Getting back to normal may be most difficult for the airlines, which were so drastically impacted by the attacks that upwards of 100,000 layoffs have since occurred. But, with the exception of Ronald Reagan Washington National Airport, which had opened only on a restricted basis, the major airports were at 80 to 90 percent of pre-Sept. 11 operational capacity.
Along with the initial $15 billion in federal assistance to help stem the industry’s financial woes, the individual airlines have taken steps to win passengers back. In early October, Delta Air Lines implemented a round of deep discounts in an effort to get people flying again—and was followed in short order by United, American, and Northwest.
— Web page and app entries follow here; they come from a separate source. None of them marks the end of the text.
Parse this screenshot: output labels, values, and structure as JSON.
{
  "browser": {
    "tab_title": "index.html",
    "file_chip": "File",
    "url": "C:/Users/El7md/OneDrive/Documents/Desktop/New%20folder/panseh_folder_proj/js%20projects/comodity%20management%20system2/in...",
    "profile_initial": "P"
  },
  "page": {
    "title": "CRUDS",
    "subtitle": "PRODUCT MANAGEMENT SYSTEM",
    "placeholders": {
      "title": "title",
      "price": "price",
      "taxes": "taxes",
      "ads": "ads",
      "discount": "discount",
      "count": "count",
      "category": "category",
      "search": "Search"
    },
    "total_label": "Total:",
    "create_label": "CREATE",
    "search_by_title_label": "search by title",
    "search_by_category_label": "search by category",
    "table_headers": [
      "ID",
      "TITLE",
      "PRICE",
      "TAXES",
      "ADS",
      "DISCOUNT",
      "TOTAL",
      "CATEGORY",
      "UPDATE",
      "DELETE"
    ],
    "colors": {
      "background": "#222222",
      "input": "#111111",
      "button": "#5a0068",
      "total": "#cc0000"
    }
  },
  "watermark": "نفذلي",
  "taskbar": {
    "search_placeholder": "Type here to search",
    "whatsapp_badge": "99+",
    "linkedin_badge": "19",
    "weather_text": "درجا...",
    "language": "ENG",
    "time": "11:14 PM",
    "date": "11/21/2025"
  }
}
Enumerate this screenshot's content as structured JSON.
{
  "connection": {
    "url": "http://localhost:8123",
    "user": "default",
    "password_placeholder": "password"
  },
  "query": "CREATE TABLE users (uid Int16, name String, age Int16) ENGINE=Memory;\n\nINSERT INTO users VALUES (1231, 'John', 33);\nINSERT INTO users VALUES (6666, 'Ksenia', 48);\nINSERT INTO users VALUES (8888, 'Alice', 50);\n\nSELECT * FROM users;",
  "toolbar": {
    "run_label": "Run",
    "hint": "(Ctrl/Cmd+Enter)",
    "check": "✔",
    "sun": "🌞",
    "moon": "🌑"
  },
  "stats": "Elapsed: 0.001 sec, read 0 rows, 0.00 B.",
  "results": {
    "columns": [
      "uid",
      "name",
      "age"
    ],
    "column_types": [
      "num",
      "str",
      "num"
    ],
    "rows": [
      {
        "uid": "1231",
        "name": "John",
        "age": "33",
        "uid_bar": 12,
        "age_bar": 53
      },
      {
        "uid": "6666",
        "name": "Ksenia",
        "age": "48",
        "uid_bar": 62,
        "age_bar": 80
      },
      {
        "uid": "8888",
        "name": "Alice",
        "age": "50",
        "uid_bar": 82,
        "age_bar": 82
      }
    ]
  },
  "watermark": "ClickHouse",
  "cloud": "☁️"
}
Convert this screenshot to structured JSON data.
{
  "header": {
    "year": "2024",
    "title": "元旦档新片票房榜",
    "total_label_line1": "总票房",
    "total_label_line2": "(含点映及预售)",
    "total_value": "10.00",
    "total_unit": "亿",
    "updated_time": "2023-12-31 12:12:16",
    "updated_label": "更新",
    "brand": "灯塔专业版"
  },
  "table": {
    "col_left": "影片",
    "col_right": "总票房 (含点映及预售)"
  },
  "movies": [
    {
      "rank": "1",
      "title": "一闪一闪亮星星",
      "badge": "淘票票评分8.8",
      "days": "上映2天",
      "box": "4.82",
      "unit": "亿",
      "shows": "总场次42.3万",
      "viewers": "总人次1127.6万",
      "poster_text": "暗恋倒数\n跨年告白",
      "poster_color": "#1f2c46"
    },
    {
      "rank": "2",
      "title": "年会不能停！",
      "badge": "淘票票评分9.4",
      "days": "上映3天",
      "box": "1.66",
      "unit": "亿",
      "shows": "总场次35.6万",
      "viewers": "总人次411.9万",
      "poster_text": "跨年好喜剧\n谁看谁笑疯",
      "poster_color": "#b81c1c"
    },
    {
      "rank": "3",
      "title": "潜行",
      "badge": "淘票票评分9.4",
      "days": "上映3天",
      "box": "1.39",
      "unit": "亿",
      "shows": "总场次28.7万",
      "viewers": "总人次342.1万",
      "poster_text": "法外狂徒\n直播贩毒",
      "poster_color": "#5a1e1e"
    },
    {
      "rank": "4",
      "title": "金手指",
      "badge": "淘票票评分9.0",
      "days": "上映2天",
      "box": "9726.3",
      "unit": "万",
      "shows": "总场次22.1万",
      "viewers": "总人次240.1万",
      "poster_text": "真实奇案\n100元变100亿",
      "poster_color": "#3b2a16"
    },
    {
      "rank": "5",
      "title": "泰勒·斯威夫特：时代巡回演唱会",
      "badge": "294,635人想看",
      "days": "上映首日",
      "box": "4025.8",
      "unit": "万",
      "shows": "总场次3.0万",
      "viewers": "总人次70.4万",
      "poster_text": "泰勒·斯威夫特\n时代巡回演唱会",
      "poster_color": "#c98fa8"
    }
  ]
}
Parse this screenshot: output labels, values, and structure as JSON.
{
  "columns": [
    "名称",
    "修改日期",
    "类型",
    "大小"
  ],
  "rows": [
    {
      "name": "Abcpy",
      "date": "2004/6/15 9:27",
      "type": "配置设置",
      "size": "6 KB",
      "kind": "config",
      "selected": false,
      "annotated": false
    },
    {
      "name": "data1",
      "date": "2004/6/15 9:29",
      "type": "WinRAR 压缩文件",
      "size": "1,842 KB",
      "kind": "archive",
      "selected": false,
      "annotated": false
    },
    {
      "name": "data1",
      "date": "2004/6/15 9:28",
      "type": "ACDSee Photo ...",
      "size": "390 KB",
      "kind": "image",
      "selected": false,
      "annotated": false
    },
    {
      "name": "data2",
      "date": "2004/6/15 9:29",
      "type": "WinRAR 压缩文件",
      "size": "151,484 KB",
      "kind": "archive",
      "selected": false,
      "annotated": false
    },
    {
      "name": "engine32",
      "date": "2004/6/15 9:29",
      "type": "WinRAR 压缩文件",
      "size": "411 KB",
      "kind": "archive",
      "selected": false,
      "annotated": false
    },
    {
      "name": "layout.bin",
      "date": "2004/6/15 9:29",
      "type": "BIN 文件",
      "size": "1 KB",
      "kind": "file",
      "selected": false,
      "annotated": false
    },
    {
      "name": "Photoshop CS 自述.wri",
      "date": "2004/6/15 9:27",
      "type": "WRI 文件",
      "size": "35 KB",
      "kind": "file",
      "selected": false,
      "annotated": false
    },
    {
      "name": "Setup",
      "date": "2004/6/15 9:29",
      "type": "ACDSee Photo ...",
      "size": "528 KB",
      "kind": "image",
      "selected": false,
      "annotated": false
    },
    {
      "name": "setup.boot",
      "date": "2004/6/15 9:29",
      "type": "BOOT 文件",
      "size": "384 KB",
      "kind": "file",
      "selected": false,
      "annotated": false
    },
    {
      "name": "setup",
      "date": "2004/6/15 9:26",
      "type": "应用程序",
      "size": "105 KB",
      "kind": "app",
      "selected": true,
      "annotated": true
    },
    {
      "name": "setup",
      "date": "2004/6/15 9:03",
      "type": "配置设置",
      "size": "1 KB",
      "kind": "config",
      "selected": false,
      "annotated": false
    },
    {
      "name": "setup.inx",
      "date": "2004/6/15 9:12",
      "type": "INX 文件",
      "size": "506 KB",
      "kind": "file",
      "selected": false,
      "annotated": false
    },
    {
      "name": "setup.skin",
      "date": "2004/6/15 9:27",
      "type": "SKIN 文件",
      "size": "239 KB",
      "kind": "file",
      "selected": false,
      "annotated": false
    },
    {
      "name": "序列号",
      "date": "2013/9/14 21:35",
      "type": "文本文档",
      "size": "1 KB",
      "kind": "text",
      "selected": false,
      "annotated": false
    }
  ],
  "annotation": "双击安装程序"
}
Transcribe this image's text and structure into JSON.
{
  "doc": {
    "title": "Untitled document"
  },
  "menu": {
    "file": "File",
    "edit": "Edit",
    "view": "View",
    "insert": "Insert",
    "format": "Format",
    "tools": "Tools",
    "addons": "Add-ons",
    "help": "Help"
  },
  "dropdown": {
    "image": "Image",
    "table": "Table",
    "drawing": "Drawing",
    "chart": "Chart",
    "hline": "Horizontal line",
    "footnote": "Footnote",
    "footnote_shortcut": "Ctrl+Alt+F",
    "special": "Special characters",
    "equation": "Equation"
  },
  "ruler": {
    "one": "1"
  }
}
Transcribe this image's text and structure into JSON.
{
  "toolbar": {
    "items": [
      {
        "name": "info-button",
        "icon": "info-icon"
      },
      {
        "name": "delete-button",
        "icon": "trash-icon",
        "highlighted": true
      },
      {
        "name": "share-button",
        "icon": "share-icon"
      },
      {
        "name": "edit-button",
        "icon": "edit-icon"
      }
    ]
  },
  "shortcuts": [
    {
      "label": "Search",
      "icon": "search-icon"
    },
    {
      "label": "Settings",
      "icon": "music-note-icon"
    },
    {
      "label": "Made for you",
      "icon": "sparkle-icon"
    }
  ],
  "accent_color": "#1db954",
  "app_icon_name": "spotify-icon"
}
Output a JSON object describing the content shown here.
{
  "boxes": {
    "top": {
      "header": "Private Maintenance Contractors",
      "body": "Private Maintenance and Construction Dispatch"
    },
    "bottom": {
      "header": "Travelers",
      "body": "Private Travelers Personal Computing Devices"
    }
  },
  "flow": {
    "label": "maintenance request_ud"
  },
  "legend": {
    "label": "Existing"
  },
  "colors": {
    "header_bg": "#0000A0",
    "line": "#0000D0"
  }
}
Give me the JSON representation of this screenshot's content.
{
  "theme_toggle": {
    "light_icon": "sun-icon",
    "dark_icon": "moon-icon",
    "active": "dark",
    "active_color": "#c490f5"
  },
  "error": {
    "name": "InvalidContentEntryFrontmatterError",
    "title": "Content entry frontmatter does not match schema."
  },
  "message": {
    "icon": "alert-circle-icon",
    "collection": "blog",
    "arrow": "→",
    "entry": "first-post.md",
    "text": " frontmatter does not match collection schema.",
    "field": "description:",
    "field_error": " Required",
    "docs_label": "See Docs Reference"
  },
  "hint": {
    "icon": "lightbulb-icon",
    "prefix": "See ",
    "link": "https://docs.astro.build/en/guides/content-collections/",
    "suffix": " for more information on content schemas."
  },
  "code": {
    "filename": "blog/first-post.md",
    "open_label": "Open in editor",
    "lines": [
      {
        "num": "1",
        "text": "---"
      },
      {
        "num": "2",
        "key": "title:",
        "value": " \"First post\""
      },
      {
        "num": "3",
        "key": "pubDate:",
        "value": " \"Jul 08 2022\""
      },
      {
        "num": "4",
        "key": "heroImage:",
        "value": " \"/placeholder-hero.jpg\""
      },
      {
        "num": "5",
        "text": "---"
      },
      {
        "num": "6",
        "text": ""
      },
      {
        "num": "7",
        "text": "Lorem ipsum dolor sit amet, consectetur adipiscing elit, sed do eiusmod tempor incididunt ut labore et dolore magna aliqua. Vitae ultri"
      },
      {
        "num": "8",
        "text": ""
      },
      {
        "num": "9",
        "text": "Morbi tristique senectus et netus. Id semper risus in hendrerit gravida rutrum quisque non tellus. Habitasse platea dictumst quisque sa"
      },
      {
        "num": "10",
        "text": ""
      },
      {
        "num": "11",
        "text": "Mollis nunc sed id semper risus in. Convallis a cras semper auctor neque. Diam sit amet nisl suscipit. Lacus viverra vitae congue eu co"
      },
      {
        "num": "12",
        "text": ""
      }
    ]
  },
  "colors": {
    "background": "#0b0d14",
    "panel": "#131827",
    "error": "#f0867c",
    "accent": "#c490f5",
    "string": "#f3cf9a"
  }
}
International travel has been hit hardest, with some predictions that airlines around the world face at least $7 billion in losses this year in international travel alone. As of press time, Anset Australia Airlines and SwissAir had ceased operations.
It may take such extreme and controversial security measures such as computer-assisted passenger screening technology (CAPS) to get business travel back up into the air. Or it may take the pragmatic approach suggested by STR’s Lomanno: "The fact of the matter is that people are going to have to fly places and stay in hotels in order for things to return to normal."
However, for quite a while, "normal" won’t be what it was before, said the Orlando CVB’s Peeper. "Right now, we’re still in the process of defining what the new ‘normal’ will be."